The classic image of the Royal Fleet Auxiliary is of a tanker sailing parallel with a warship and either pumping fuel into its tanks via a hose, or transferring supplies in crates and on pallets on a jackstay line slung between the two vessels. But helicopters are also used extensively to move loads around the fleet, typically in large nets carried beneath the aircraft.
During the recent Carrier Strike Group deployment supporting HMS Queen Elizabeth’s mission to the Pacific and back, supply ship RFA Fort Victoria shipped nearly 900 loads to the carrier and other ships in the task group, encompassing food and drink, general stores, spare parts, medical supplies, mail and parts for F-35 stealth fighters and Merlin and Wildcat helicopters – over 354 tonnes of supplies in all – while tanker RFA Tidespring carried out 67 ‘vertical replenishments’ as they are known.
While some loads are too heavy for current small-scale drones to transport, seven out of ten resupply missions involve the transfer of loads up to 100lbs/45kg, so the head of the RFA, Commodore David Eagles, wants to see if the work is ‘dronable’.
Using drones would save time, money and sailors, and free up helicopters for other duties.

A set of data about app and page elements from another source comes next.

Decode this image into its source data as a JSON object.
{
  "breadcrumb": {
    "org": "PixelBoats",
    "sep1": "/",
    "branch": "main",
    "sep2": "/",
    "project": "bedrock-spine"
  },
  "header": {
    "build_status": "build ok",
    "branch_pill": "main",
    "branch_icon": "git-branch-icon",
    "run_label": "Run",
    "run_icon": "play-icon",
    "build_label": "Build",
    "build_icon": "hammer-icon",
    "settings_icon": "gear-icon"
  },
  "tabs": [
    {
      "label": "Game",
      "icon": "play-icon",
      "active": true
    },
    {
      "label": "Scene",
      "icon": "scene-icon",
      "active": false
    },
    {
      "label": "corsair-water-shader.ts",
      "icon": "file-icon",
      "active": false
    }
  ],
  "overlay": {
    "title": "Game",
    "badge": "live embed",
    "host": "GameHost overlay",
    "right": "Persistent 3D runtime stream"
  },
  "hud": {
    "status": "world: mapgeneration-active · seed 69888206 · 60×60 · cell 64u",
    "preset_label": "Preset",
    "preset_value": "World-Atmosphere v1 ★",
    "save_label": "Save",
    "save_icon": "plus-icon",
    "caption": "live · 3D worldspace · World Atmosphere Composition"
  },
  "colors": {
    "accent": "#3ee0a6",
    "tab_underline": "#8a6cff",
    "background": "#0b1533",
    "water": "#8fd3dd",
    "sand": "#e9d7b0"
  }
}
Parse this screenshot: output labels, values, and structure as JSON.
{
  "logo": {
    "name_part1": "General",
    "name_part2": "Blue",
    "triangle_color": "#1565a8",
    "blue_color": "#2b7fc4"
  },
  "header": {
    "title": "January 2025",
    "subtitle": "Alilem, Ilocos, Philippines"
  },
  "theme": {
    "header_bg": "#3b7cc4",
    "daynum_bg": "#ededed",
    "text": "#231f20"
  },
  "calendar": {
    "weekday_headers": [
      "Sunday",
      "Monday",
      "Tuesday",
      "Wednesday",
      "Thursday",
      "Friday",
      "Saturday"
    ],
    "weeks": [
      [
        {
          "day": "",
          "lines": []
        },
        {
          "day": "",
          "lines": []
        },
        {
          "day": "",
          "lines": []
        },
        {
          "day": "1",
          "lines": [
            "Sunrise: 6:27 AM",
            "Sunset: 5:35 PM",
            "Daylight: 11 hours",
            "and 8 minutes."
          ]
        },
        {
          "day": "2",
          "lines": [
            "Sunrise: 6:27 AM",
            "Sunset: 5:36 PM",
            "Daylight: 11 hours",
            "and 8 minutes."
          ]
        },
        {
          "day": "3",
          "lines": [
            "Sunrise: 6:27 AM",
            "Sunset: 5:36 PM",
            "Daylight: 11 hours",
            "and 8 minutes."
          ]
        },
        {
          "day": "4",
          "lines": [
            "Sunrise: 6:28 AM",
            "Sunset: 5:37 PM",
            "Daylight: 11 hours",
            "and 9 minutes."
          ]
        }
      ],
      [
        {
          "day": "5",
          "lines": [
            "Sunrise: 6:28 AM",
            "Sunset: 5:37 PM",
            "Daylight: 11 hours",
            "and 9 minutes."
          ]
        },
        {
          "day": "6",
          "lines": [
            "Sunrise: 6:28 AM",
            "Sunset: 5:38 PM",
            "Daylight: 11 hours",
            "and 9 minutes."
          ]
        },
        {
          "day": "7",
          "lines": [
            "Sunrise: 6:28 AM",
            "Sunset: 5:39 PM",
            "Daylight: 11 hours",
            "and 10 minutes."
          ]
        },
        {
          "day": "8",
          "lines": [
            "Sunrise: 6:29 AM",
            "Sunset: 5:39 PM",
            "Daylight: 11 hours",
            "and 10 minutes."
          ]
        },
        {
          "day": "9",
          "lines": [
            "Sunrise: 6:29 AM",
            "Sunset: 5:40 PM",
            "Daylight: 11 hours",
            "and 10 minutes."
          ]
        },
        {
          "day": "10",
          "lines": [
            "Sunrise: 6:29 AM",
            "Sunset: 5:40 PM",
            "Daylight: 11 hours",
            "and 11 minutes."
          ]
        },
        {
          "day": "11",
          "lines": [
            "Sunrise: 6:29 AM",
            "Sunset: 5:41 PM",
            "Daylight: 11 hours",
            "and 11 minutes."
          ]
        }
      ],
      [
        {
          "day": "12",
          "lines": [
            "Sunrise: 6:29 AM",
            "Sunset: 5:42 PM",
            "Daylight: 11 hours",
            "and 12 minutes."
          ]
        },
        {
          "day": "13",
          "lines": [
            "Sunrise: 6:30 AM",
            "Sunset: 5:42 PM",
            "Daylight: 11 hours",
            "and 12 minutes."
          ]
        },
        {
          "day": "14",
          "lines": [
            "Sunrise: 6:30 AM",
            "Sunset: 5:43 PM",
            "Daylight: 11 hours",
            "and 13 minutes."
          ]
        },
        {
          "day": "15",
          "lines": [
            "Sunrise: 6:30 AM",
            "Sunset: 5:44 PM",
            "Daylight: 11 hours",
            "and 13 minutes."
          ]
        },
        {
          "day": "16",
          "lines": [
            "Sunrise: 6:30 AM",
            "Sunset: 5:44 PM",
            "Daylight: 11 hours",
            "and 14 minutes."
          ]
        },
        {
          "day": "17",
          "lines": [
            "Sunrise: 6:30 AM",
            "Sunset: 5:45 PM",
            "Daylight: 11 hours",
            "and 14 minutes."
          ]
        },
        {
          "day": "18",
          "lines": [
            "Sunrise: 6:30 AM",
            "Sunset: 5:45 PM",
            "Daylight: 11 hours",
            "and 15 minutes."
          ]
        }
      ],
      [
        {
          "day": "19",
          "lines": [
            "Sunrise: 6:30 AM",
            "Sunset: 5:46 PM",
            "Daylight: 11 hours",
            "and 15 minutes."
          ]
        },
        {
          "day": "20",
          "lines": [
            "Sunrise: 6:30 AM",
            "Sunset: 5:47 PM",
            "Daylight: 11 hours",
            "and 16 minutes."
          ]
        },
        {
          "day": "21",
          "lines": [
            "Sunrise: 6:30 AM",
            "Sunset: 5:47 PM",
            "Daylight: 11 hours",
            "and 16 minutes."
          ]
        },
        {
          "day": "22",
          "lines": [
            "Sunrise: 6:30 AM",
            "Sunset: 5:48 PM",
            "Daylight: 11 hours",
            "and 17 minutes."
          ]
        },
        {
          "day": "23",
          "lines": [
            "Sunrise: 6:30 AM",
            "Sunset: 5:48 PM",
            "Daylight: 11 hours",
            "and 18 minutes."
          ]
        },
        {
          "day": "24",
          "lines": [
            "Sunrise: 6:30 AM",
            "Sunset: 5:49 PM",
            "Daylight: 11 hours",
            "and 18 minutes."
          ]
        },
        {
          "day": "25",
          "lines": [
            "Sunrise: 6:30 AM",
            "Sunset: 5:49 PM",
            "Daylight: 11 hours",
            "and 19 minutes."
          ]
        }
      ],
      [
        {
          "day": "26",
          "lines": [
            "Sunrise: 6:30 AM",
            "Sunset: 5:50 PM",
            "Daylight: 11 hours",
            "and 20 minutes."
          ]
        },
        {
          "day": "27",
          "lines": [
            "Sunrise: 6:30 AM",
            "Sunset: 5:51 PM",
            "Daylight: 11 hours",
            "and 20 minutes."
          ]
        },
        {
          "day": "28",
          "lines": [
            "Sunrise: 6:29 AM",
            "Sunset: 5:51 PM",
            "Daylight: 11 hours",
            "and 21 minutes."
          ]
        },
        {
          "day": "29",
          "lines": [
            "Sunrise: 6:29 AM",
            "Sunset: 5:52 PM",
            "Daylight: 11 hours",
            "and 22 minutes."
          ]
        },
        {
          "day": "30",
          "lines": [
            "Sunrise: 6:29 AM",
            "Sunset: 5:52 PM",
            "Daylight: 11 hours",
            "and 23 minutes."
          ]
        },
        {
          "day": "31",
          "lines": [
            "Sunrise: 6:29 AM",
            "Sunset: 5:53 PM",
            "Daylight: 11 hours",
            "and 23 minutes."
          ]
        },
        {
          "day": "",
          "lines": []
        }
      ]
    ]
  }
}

The US Navy’s Naval Air Systems Command is experimenting with unmanned aircraft moving relatively lightweight supplies – up to 25lbs/11kg – between ships, but over distances which could be greater than 200 miles.
Trials over the summer successfully proved this concept by delivering a small cargo for repairs between a warship and an auxiliary of the Military Sealift Command – the US Navy’s equivalent of the RFA.
Royal Marines have tested re-supply by drone both on the battlefield and on the beachhead, using autonomous systems, from Malloy Aeronautics Ltd, to ferry up to 150lbs/68kg supplies; including ammunition, blood and Bergen backpacks to troops in the line from either ships off shore or bases to the rear.
“The RFA is looking very closely at the Military Sealift Command and the opportunities around using drones to make deliveries at sea,” said Commodore Eagles.
The RFA Commodore regularly confers with his counterpart in the MSC, Rear Admiral Michael Wettlaufer, which conducted the summer trials; and he has asked his liaison team to follow their progress and share some lessons of the Royal Navy’s own trials with similar systems.
The RFA ends 2021 on something of a high after rising to all the challenges made of it this year – notably sustaining the carrier group half-way around the world in the middle of a pandemic which impacted moving supplies and personnel.
Its ships delivered more than 65 million litres of fuel to vessels from six nations, as well as 16 million litres of aviation fuel, thousands of litres of fresh water and other goods.
Tanker RFA Wave Knight delivered aid to volcano hit St Vincent, supported US-led relief efforts off Haiti in the wake of the summer’s devastating earthquake and, in conjunction with the US Coast Guard, has seized 2½ tonnes of cocaine in five busts spread across the autumn.
Amphibious ship RFA Mounts Bay is assigned to the Royal Marines’ new Arctic-focused Littoral Response Group (North) and will also serve as the testbed for ongoing autonomous trials by the commandos.
And RFA Lyme Bay replaced her sister Cardigan Bay in the Gulf as the command ship for UK (and, when required, allied) minehunters, continuing a mission going back nearly 15 years.
“My message at the end of 2021 is resolutely positive – we have achieved what was asked of us this year,” said Commodore Eagles. “Our people and their families have delivered so much. We are in an extremely positive place going into 2022.”